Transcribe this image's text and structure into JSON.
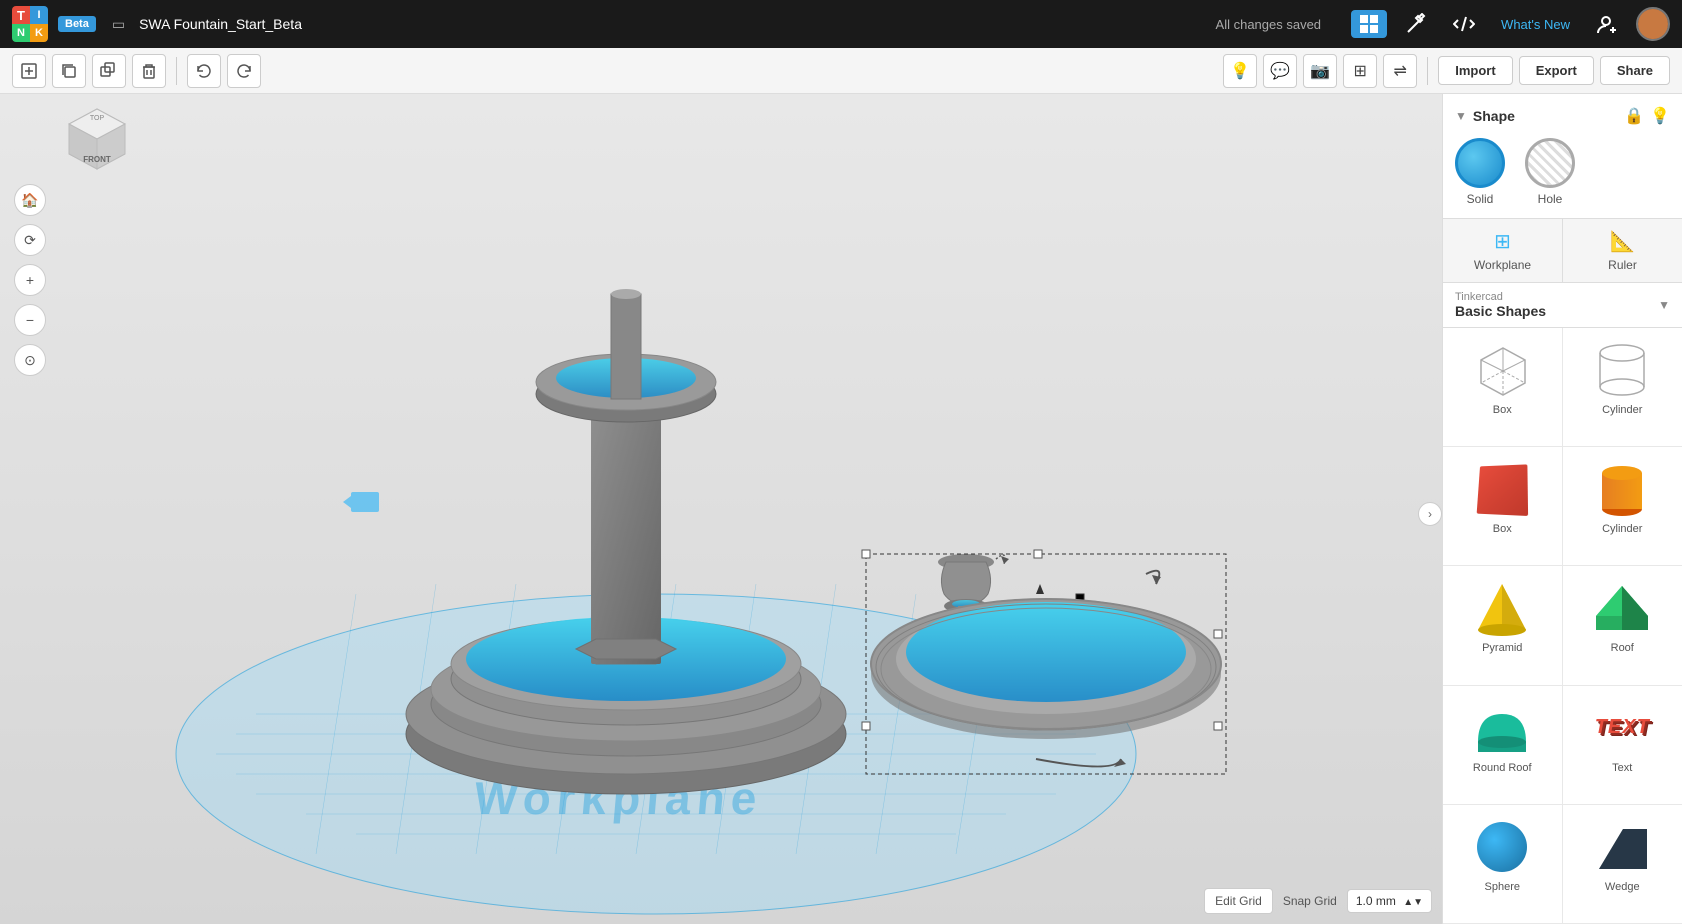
{
  "app": {
    "logo": {
      "t": "T",
      "i": "I",
      "n": "N",
      "k": "K"
    },
    "beta_label": "Beta",
    "file_title": "SWA Fountain_Start_Beta",
    "saved_status": "All changes saved",
    "whats_new": "What's New"
  },
  "toolbar": {
    "import_label": "Import",
    "export_label": "Export",
    "share_label": "Share"
  },
  "shape_panel": {
    "title": "Shape",
    "solid_label": "Solid",
    "hole_label": "Hole"
  },
  "tabs": {
    "workplane_label": "Workplane",
    "ruler_label": "Ruler"
  },
  "shapes_library": {
    "provider": "Tinkercad",
    "category": "Basic Shapes",
    "items": [
      {
        "name": "Box",
        "type": "box-wire",
        "colored": false
      },
      {
        "name": "Cylinder",
        "type": "cyl-wire",
        "colored": false
      },
      {
        "name": "Box",
        "type": "box-red",
        "colored": true
      },
      {
        "name": "Cylinder",
        "type": "cyl-orange",
        "colored": true
      },
      {
        "name": "Pyramid",
        "type": "pyramid-yellow",
        "colored": true
      },
      {
        "name": "Roof",
        "type": "roof-green",
        "colored": true
      },
      {
        "name": "Round Roof",
        "type": "round-roof-teal",
        "colored": true
      },
      {
        "name": "Text",
        "type": "text-red",
        "colored": true
      },
      {
        "name": "Sphere",
        "type": "sphere-blue",
        "colored": true
      },
      {
        "name": "Wedge",
        "type": "wedge-dark",
        "colored": true
      }
    ]
  },
  "viewport": {
    "workplane_label": "Workplane",
    "edit_grid_label": "Edit Grid",
    "snap_grid_label": "Snap Grid",
    "snap_grid_value": "1.0 mm"
  }
}
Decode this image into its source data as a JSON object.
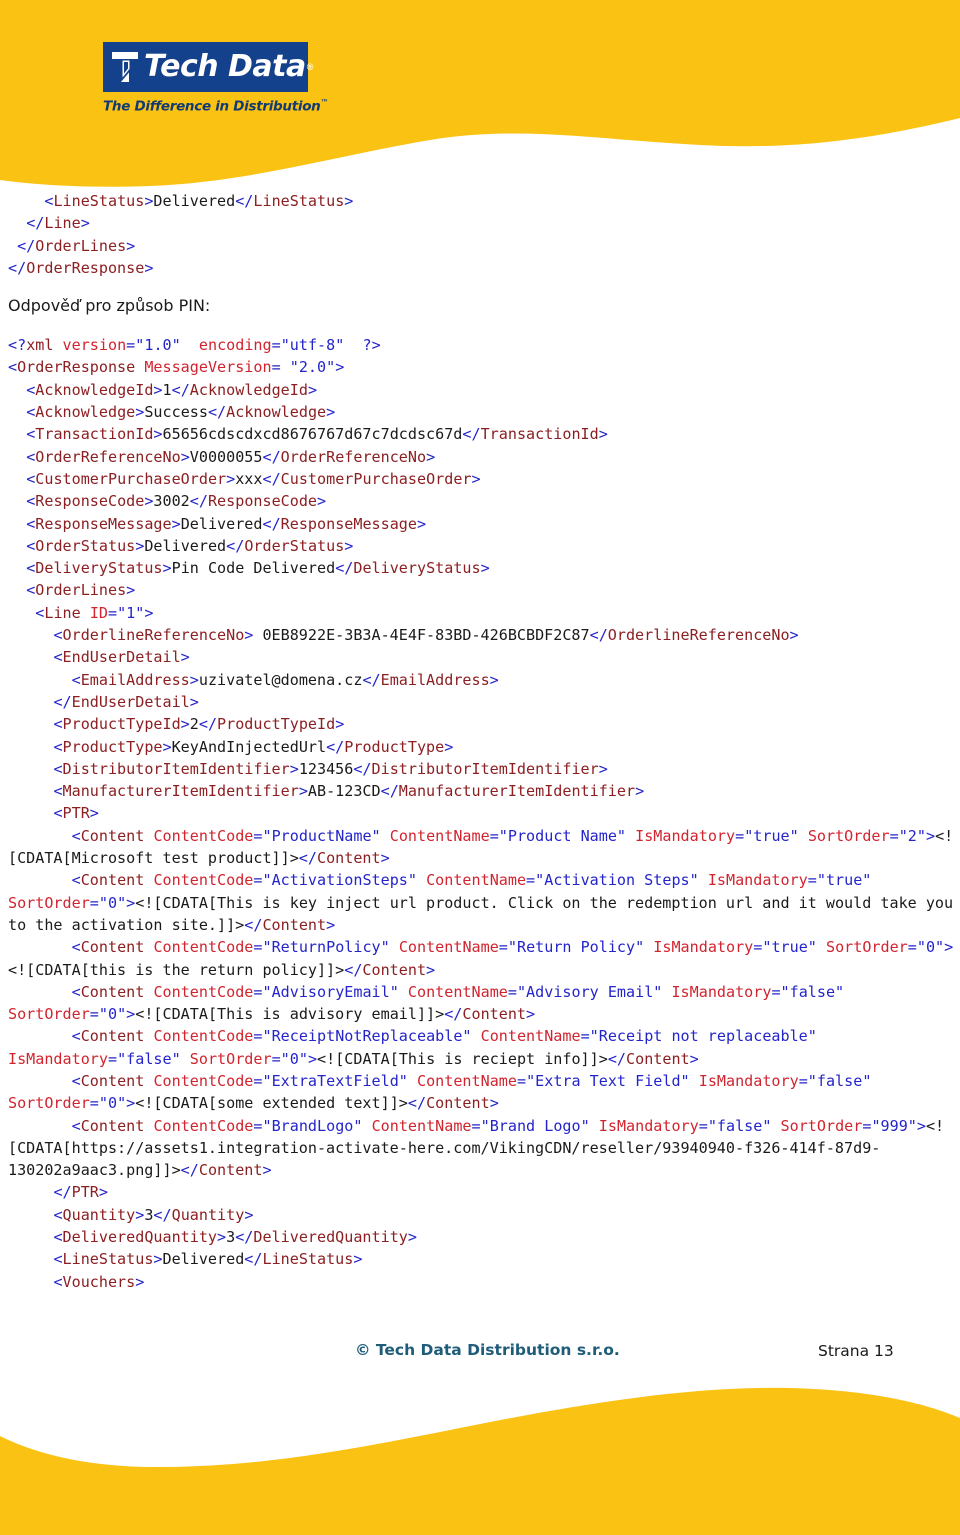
{
  "brand": {
    "logo_wordmark": "Tech Data",
    "logo_registered": "®",
    "logo_tagline": "The Difference in Distribution",
    "logo_tm": "™",
    "yellow": "#FAC213",
    "logo_plate_blue": "#14418B",
    "tagline_blue": "#123A72"
  },
  "code_top": {
    "lines": "    <LineStatus>Delivered</LineStatus>\n  </Line>\n </OrderLines>\n</OrderResponse>"
  },
  "prose": {
    "caption": "Odpověď pro způsob PIN:"
  },
  "xml": {
    "declaration_target": "<?xml",
    "declaration_attrs": "version=\"1.0\"  encoding=\"utf-8\"  ?>",
    "root_open": "<OrderResponse MessageVersion= \"2.0\">",
    "acknowledge_id": "1",
    "acknowledge": "Success",
    "transaction_id": "65656cdscdxcd8676767d67c7dcdsc67d",
    "order_reference_no": "V0000055",
    "customer_purchase_order": "xxx",
    "response_code": "3002",
    "response_message": "Delivered",
    "order_status": "Delivered",
    "delivery_status": "Pin Code Delivered",
    "line_id": "1",
    "orderline_reference_no": "0EB8922E-3B3A-4E4F-83BD-426BCBDF2C87",
    "email_address": "uzivatel@domena.cz",
    "product_type_id": "2",
    "product_type": "KeyAndInjectedUrl",
    "distributor_item_identifier": "123456",
    "manufacturer_item_identifier": "AB-123CD",
    "quantity": "3",
    "delivered_quantity": "3",
    "line_status": "Delivered",
    "contents": [
      {
        "content_code": "ProductName",
        "content_name": "Product Name",
        "is_mandatory": "true",
        "sort_order": "2",
        "cdata": "Microsoft test product"
      },
      {
        "content_code": "ActivationSteps",
        "content_name": "Activation Steps",
        "is_mandatory": "true",
        "sort_order": "0",
        "cdata": "This is key inject url product. Click on the redemption url and it would take you to the activation site."
      },
      {
        "content_code": "ReturnPolicy",
        "content_name": "Return Policy",
        "is_mandatory": "true",
        "sort_order": "0",
        "cdata": "this is the return policy"
      },
      {
        "content_code": "AdvisoryEmail",
        "content_name": "Advisory Email",
        "is_mandatory": "false",
        "sort_order": "0",
        "cdata": "This is advisory email"
      },
      {
        "content_code": "ReceiptNotReplaceable",
        "content_name": "Receipt not replaceable",
        "is_mandatory": "false",
        "sort_order": "0",
        "cdata": "This is reciept info"
      },
      {
        "content_code": "ExtraTextField",
        "content_name": "Extra Text Field",
        "is_mandatory": "false",
        "sort_order": "0",
        "cdata": "some extended text"
      },
      {
        "content_code": "BrandLogo",
        "content_name": "Brand Logo",
        "is_mandatory": "false",
        "sort_order": "999",
        "cdata": "https://assets1.integration-activate-here.com/VikingCDN/reseller/93940940-f326-414f-87d9-130202a9aac3.png"
      }
    ]
  },
  "footer": {
    "copyright": "© Tech Data Distribution s.r.o.",
    "page_label": "Strana 13"
  }
}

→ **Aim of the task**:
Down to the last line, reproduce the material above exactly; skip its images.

→ **Exercise result**:
Transcribe this image's text and structure into JSON.
{
  "app": {
    "logo": {
      "t": "T",
      "i": "I",
      "n": "N",
      "k": "K"
    },
    "beta_label": "Beta",
    "file_title": "SWA Fountain_Start_Beta",
    "saved_status": "All changes saved",
    "whats_new": "What's New"
  },
  "toolbar": {
    "import_label": "Import",
    "export_label": "Export",
    "share_label": "Share"
  },
  "shape_panel": {
    "title": "Shape",
    "solid_label": "Solid",
    "hole_label": "Hole"
  },
  "tabs": {
    "workplane_label": "Workplane",
    "ruler_label": "Ruler"
  },
  "shapes_library": {
    "provider": "Tinkercad",
    "category": "Basic Shapes",
    "items": [
      {
        "name": "Box",
        "type": "box-wire",
        "colored": false
      },
      {
        "name": "Cylinder",
        "type": "cyl-wire",
        "colored": false
      },
      {
        "name": "Box",
        "type": "box-red",
        "colored": true
      },
      {
        "name": "Cylinder",
        "type": "cyl-orange",
        "colored": true
      },
      {
        "name": "Pyramid",
        "type": "pyramid-yellow",
        "colored": true
      },
      {
        "name": "Roof",
        "type": "roof-green",
        "colored": true
      },
      {
        "name": "Round Roof",
        "type": "round-roof-teal",
        "colored": true
      },
      {
        "name": "Text",
        "type": "text-red",
        "colored": true
      },
      {
        "name": "Sphere",
        "type": "sphere-blue",
        "colored": true
      },
      {
        "name": "Wedge",
        "type": "wedge-dark",
        "colored": true
      }
    ]
  },
  "viewport": {
    "workplane_label": "Workplane",
    "edit_grid_label": "Edit Grid",
    "snap_grid_label": "Snap Grid",
    "snap_grid_value": "1.0 mm"
  }
}
Decode this image into its source data as a JSON object.
{
  "brand": {
    "logo_wordmark": "Tech Data",
    "logo_registered": "®",
    "logo_tagline": "The Difference in Distribution",
    "logo_tm": "™",
    "yellow": "#FAC213",
    "logo_plate_blue": "#14418B",
    "tagline_blue": "#123A72"
  },
  "code_top": {
    "lines": "    <LineStatus>Delivered</LineStatus>\n  </Line>\n </OrderLines>\n</OrderResponse>"
  },
  "prose": {
    "caption": "Odpověď pro způsob PIN:"
  },
  "xml": {
    "declaration_target": "<?xml",
    "declaration_attrs": "version=\"1.0\"  encoding=\"utf-8\"  ?>",
    "root_open": "<OrderResponse MessageVersion= \"2.0\">",
    "acknowledge_id": "1",
    "acknowledge": "Success",
    "transaction_id": "65656cdscdxcd8676767d67c7dcdsc67d",
    "order_reference_no": "V0000055",
    "customer_purchase_order": "xxx",
    "response_code": "3002",
    "response_message": "Delivered",
    "order_status": "Delivered",
    "delivery_status": "Pin Code Delivered",
    "line_id": "1",
    "orderline_reference_no": "0EB8922E-3B3A-4E4F-83BD-426BCBDF2C87",
    "email_address": "uzivatel@domena.cz",
    "product_type_id": "2",
    "product_type": "KeyAndInjectedUrl",
    "distributor_item_identifier": "123456",
    "manufacturer_item_identifier": "AB-123CD",
    "quantity": "3",
    "delivered_quantity": "3",
    "line_status": "Delivered",
    "contents": [
      {
        "content_code": "ProductName",
        "content_name": "Product Name",
        "is_mandatory": "true",
        "sort_order": "2",
        "cdata": "Microsoft test product"
      },
      {
        "content_code": "ActivationSteps",
        "content_name": "Activation Steps",
        "is_mandatory": "true",
        "sort_order": "0",
        "cdata": "This is key inject url product. Click on the redemption url and it would take you to the activation site."
      },
      {
        "content_code": "ReturnPolicy",
        "content_name": "Return Policy",
        "is_mandatory": "true",
        "sort_order": "0",
        "cdata": "this is the return policy"
      },
      {
        "content_code": "AdvisoryEmail",
        "content_name": "Advisory Email",
        "is_mandatory": "false",
        "sort_order": "0",
        "cdata": "This is advisory email"
      },
      {
        "content_code": "ReceiptNotReplaceable",
        "content_name": "Receipt not replaceable",
        "is_mandatory": "false",
        "sort_order": "0",
        "cdata": "This is reciept info"
      },
      {
        "content_code": "ExtraTextField",
        "content_name": "Extra Text Field",
        "is_mandatory": "false",
        "sort_order": "0",
        "cdata": "some extended text"
      },
      {
        "content_code": "BrandLogo",
        "content_name": "Brand Logo",
        "is_mandatory": "false",
        "sort_order": "999",
        "cdata": "https://assets1.integration-activate-here.com/VikingCDN/reseller/93940940-f326-414f-87d9-130202a9aac3.png"
      }
    ]
  },
  "footer": {
    "copyright": "© Tech Data Distribution s.r.o.",
    "page_label": "Strana 13"
  }
}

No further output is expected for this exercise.